No more diapers, wipes or lugging around a giant diaper bag with all the necessities! It's potty training time and one step closer to your toddler's independence. Once mastered, you can expect a confidence boost in your youngster as they learn a vital life skill. While the road to potty training isn't simple, there will be accidents, tears, and frustration - but the outcome is worth it!
Take a look at our tips to help you on this very important journey.
Often times, children are excited to learn something new, especially if it makes them feel older, stronger or smarter. They like to mimic their favorite adults, and what better to mimic than going to the potty? Familiarize your child with the bathroom and how the toilet works. Judging their readiness for potty training depends on their behavior. Are they telling you when they need to use the bathroom? Are they excited about using a "big kid" potty? Are they bothered by a dirty diaper?
Choose a time period when you will have more option to spend encouraging and teaching your child to use the potty. Three days in a row works best to start to cement the process in their minds. Try a long weekend if that works with your schedule.
Once you've determined that your child is ready to move forward with potty training, get them psyched up. Shop for their new "big kid" underwear and let them pick out what they like so they can get excited about it. Purchase Pull-Up type diapers for nighttime wear if you feel inclined to in the beginning.
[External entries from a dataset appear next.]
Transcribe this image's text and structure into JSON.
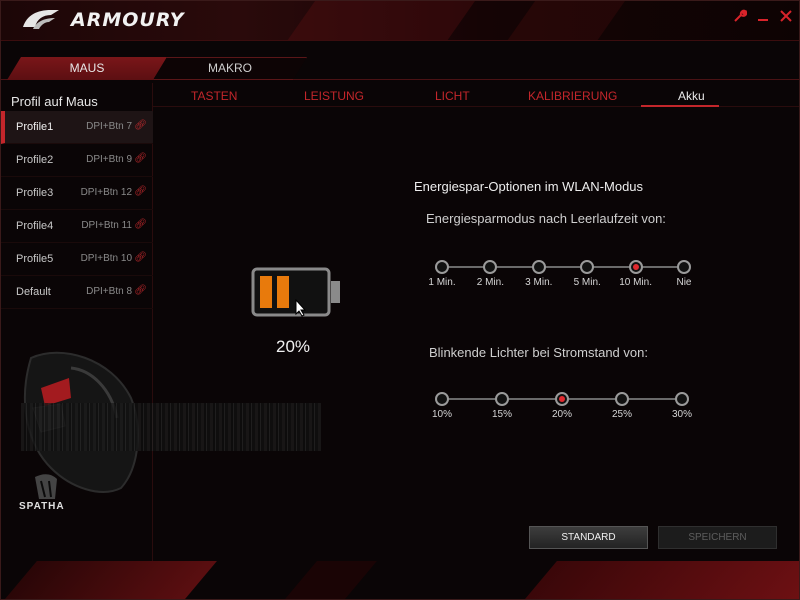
{
  "window": {
    "title": "ARMOURY",
    "controls": {
      "tools_icon": "wrench-icon",
      "minimize_icon": "minimize-icon",
      "close_icon": "close-icon"
    }
  },
  "top_tabs": [
    {
      "label": "MAUS",
      "active": true
    },
    {
      "label": "MAKRO",
      "active": false
    }
  ],
  "sidebar": {
    "title": "Profil auf Maus",
    "profiles": [
      {
        "name": "Profile1",
        "binding": "DPI+Btn 7",
        "active": true
      },
      {
        "name": "Profile2",
        "binding": "DPI+Btn 9",
        "active": false
      },
      {
        "name": "Profile3",
        "binding": "DPI+Btn 12",
        "active": false
      },
      {
        "name": "Profile4",
        "binding": "DPI+Btn 11",
        "active": false
      },
      {
        "name": "Profile5",
        "binding": "DPI+Btn 10",
        "active": false
      },
      {
        "name": "Default",
        "binding": "DPI+Btn 8",
        "active": false
      }
    ],
    "device_name": "SPATHA"
  },
  "sub_tabs": [
    {
      "label": "TASTEN",
      "active": false
    },
    {
      "label": "LEISTUNG",
      "active": false
    },
    {
      "label": "LICHT",
      "active": false
    },
    {
      "label": "KALIBRIERUNG",
      "active": false
    },
    {
      "label": "Akku",
      "active": true
    }
  ],
  "battery": {
    "percent_text": "20%",
    "level": 0.2,
    "fill_color": "#e87a0c"
  },
  "power_options": {
    "heading": "Energiespar-Optionen im WLAN-Modus",
    "idle_label": "Energiesparmodus nach Leerlaufzeit von:",
    "idle_options": [
      "1 Min.",
      "2 Min.",
      "3 Min.",
      "5 Min.",
      "10 Min.",
      "Nie"
    ],
    "idle_selected": "10 Min.",
    "blink_label": "Blinkende Lichter bei Stromstand von:",
    "blink_options": [
      "10%",
      "15%",
      "20%",
      "25%",
      "30%"
    ],
    "blink_selected": "20%"
  },
  "buttons": {
    "standard": "STANDARD",
    "save": "SPEICHERN"
  },
  "colors": {
    "accent": "#c3262b",
    "background": "#0a0506"
  }
}
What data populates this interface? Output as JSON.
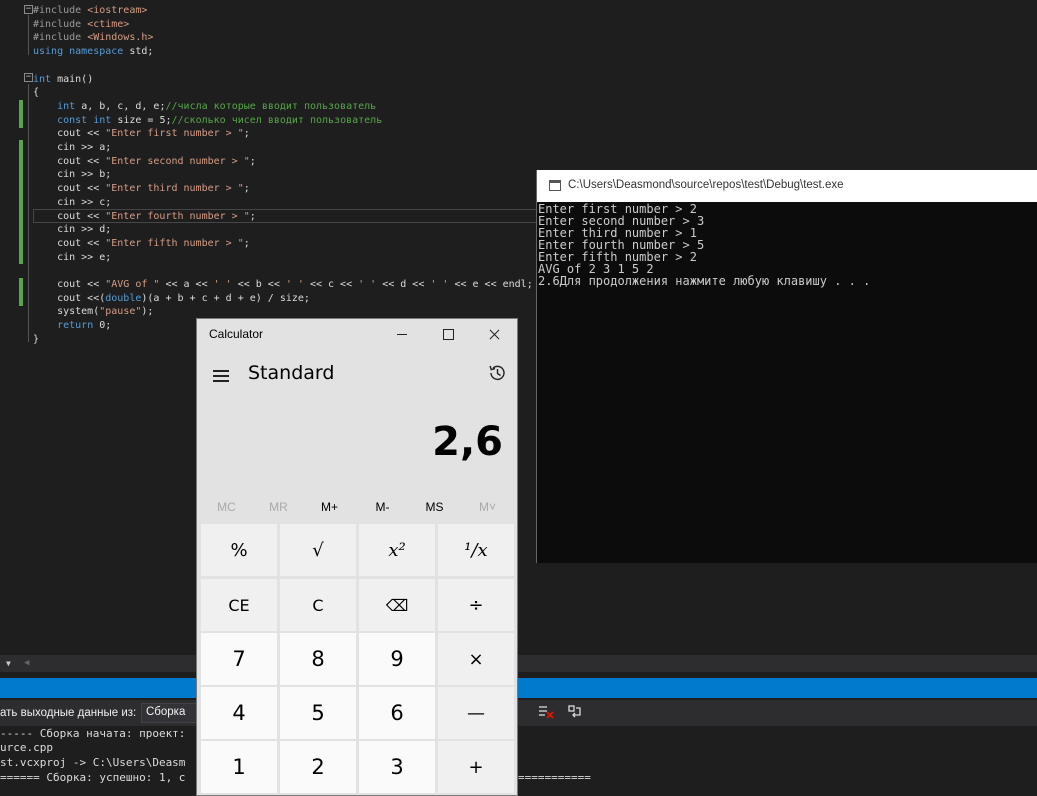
{
  "editor": {
    "lines": [
      [
        {
          "t": "#include ",
          "c": "pp"
        },
        {
          "t": "<iostream>",
          "c": "str"
        }
      ],
      [
        {
          "t": "#include ",
          "c": "pp"
        },
        {
          "t": "<ctime>",
          "c": "str"
        }
      ],
      [
        {
          "t": "#include ",
          "c": "pp"
        },
        {
          "t": "<Windows.h>",
          "c": "str"
        }
      ],
      [
        {
          "t": "using namespace ",
          "c": "kw"
        },
        {
          "t": "std;",
          "c": ""
        }
      ],
      [],
      [
        {
          "t": "int ",
          "c": "kw"
        },
        {
          "t": "main()",
          "c": ""
        }
      ],
      [
        {
          "t": "{",
          "c": ""
        }
      ],
      [
        {
          "t": "    ",
          "c": ""
        },
        {
          "t": "int ",
          "c": "kw"
        },
        {
          "t": "a, b, c, d, e;",
          "c": ""
        },
        {
          "t": "//числа которые вводит пользователь",
          "c": "cm"
        }
      ],
      [
        {
          "t": "    ",
          "c": ""
        },
        {
          "t": "const int ",
          "c": "kw"
        },
        {
          "t": "size = 5;",
          "c": ""
        },
        {
          "t": "//сколько чисел вводит пользователь",
          "c": "cm"
        }
      ],
      [
        {
          "t": "    cout << ",
          "c": ""
        },
        {
          "t": "\"Enter first number > \"",
          "c": "str"
        },
        {
          "t": ";",
          "c": ""
        }
      ],
      [
        {
          "t": "    cin >> a;",
          "c": ""
        }
      ],
      [
        {
          "t": "    cout << ",
          "c": ""
        },
        {
          "t": "\"Enter second number > \"",
          "c": "str"
        },
        {
          "t": ";",
          "c": ""
        }
      ],
      [
        {
          "t": "    cin >> b;",
          "c": ""
        }
      ],
      [
        {
          "t": "    cout << ",
          "c": ""
        },
        {
          "t": "\"Enter third number > \"",
          "c": "str"
        },
        {
          "t": ";",
          "c": ""
        }
      ],
      [
        {
          "t": "    cin >> c;",
          "c": ""
        }
      ],
      [
        {
          "t": "    cout << ",
          "c": ""
        },
        {
          "t": "\"Enter fourth number > \"",
          "c": "str"
        },
        {
          "t": ";",
          "c": ""
        }
      ],
      [
        {
          "t": "    cin >> d;",
          "c": ""
        }
      ],
      [
        {
          "t": "    cout << ",
          "c": ""
        },
        {
          "t": "\"Enter fifth number > \"",
          "c": "str"
        },
        {
          "t": ";",
          "c": ""
        }
      ],
      [
        {
          "t": "    cin >> e;",
          "c": ""
        }
      ],
      [],
      [
        {
          "t": "    cout << ",
          "c": ""
        },
        {
          "t": "\"AVG of \"",
          "c": "str"
        },
        {
          "t": " << a << ",
          "c": ""
        },
        {
          "t": "' '",
          "c": "str"
        },
        {
          "t": " << b << ",
          "c": ""
        },
        {
          "t": "' '",
          "c": "str"
        },
        {
          "t": " << c << ",
          "c": ""
        },
        {
          "t": "' '",
          "c": "str"
        },
        {
          "t": " << d << ",
          "c": ""
        },
        {
          "t": "' '",
          "c": "str"
        },
        {
          "t": " << e << endl;",
          "c": ""
        }
      ],
      [
        {
          "t": "    cout <<(",
          "c": ""
        },
        {
          "t": "double",
          "c": "kw"
        },
        {
          "t": ")(a + b + c + d + e) / size;",
          "c": ""
        }
      ],
      [
        {
          "t": "    system(",
          "c": ""
        },
        {
          "t": "\"pause\"",
          "c": "str"
        },
        {
          "t": ");",
          "c": ""
        }
      ],
      [
        {
          "t": "    ",
          "c": ""
        },
        {
          "t": "return ",
          "c": "kw"
        },
        {
          "t": "0;",
          "c": ""
        }
      ],
      [
        {
          "t": "}",
          "c": ""
        }
      ]
    ]
  },
  "output_panel": {
    "show_output_label": "ать выходные данные из:",
    "source_select": "Сборка",
    "lines": [
      "----- Сборка начата: проект: ",
      "urce.cpp",
      "st.vcxproj -> C:\\Users\\Deasm",
      "====== Сборка: успешно: 1, с"
    ],
    "tail_text": "==========="
  },
  "console": {
    "title": "C:\\Users\\Deasmond\\source\\repos\\test\\Debug\\test.exe",
    "lines": [
      "Enter first number > 2",
      "Enter second number > 3",
      "Enter third number > 1",
      "Enter fourth number > 5",
      "Enter fifth number > 2",
      "AVG of 2 3 1 5 2",
      "2.6Для продолжения нажмите любую клавишу . . ."
    ]
  },
  "calculator": {
    "app_title": "Calculator",
    "mode": "Standard",
    "display": "2,6",
    "memory": [
      {
        "label": "MC",
        "enabled": false
      },
      {
        "label": "MR",
        "enabled": false
      },
      {
        "label": "M+",
        "enabled": true
      },
      {
        "label": "M-",
        "enabled": true
      },
      {
        "label": "MS",
        "enabled": true
      },
      {
        "label": "M˅",
        "enabled": false
      }
    ],
    "keys": {
      "percent": "%",
      "sqrt": "√",
      "square": "x²",
      "reciprocal": "¹/x",
      "ce": "CE",
      "clear": "C",
      "backspace": "⌫",
      "divide": "÷",
      "seven": "7",
      "eight": "8",
      "nine": "9",
      "multiply": "×",
      "four": "4",
      "five": "5",
      "six": "6",
      "minus": "—",
      "one": "1",
      "two": "2",
      "three": "3",
      "plus": "+"
    }
  }
}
Let them anticipate the training as they would some other thrilling event such as a birthday party.
The Big Day
On the first day, let your child wear the new underwear so that they can become accustomed to the feel of it. Have the potty set up in the most convenient bathroom possible. Encourage your child to drink plenty of fluids to inspire the need to urinate. Keep an eye out for signals that they need to use the potty.
When you receive your first signal, take them to the bathroom immediately. If they do not urinate or defecate, set a timer for 20 minutes and try again. Continue this pattern so the child can get used to the system. Ensure your child washes their hands appropriately after every attempt.
If you child isn't interested in training at that moment, let them know that you will be headed to the bathroom to try again after a task of your choosing. For example, if your child is fussy and doesn't want to try to use the potty, let them know that after they are done playing with a toy or cleaning them up, they will be going to the potty again to try. Use this to become part of your routine every day. Great times to use are; before meals try the potty, before going outside to play or before leaving the house.
The Next Few Days
Ensure that the other adults in the home know what the program is and how to react appropriately to the child when they alert them to needing to use the bathroom.
Continue on the same plan, depending on which method works best for your child. Use various motivators such as stickers, gold stars or small treats. During this time it's important to remain emotionally neutral and to stay on task no matter how difficult it becomes. The frustration or anger you show your child can inhibit their ability to fully understand and learn this task.
Use Pull-Ups for naps or nighttime until your child can determine when they need to go and get the hang of using the bathroom.
A Few Final Notes
When preparing to leave the home, have your child use the bathroom.
Bring a change of clothes in case of accidents.
Make other caregivers aware of particular signals the child gives when they need to go.
Take the portable potty with you when you leave the house if appropriate.